Workers will have to pay legal fees if they want to sue their employer for unfair dismissal, George Osborne has announced.
Speaking at the Conservative Party conference in Manchester on Monday afternoon, the chancellor said employees would only get the money back if they won their case.
Under the proposals workers would also only be allowed to claim unfair dismissal once they had been in a job for two years - an increase on the current 12 months.
"We respect the right of those who have spent their whole lives building a small business not to see that achievement destroyed by a vexatious appeal to an employment tribunal," he said.
"So we’re now going to make it much less risky for businesses to hire people."
He added: "I can tell you today we are going to introduce for the first time ever a fee for taking a case to a tribunal that litigants only get back if they win...we’re ending the one-way bet against small business."
Following Osborne's speech Lib Dem business secretary Vince Cable said that unfair dismissal rules were a major barrier to firms taking on more people.
“The priority of this government is to increase growth in our economy.

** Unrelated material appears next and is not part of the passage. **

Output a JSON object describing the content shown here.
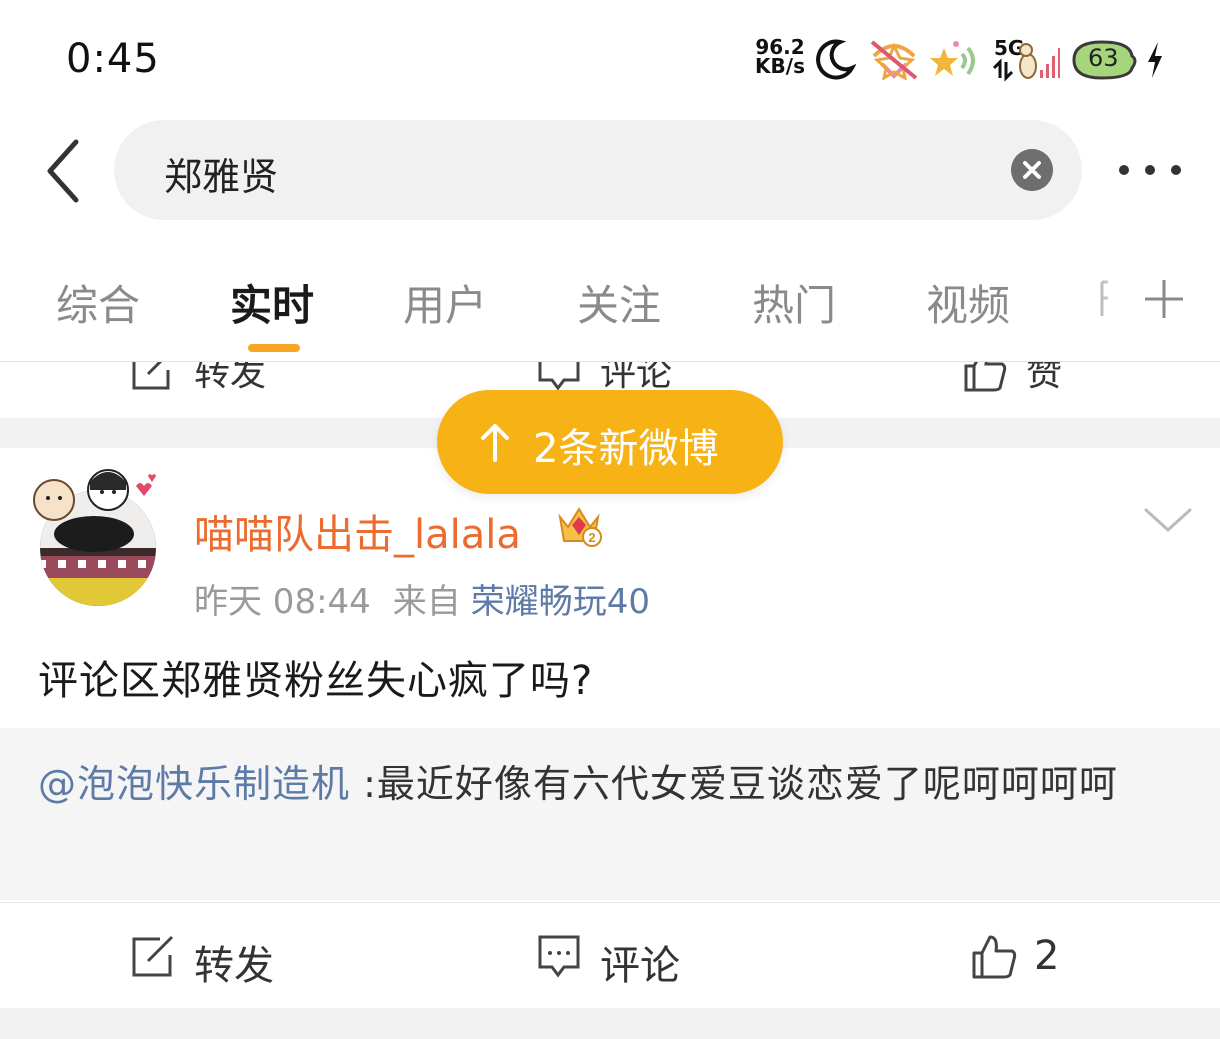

We have one of the most flexible labour markets in the world but there is more we can do to give British business the confidence it needs to create more jobs and support the wider economy to grow," he said.
And Phil McCabe, from the Forum for Private Business, said that while employment rights had to be protected, small business were being hurt by unfair claims against them.
"We know from our members that they are extremely frustrated in their recruitment plans and are effected by even just a few instances of vexatious claimants," he said.
"Something had to be done to control that and this is one step in order to do that."
But Len McCluskey, Unite general secretary, said the change to employment law showed the government had "no care or concern" for the lives of working people.
"How will attacking workers' ability to secure justice create one single job? All it will do is create a hire and fire culture where bad employers cannot be challenged," hesaid.
"When will this government understand that there is not a culture of ‘vexatious’ claims? Proper checks and balances are in place to root out those cases. The vast majority of workers pursuing unfair dismissal are found to have valid claims."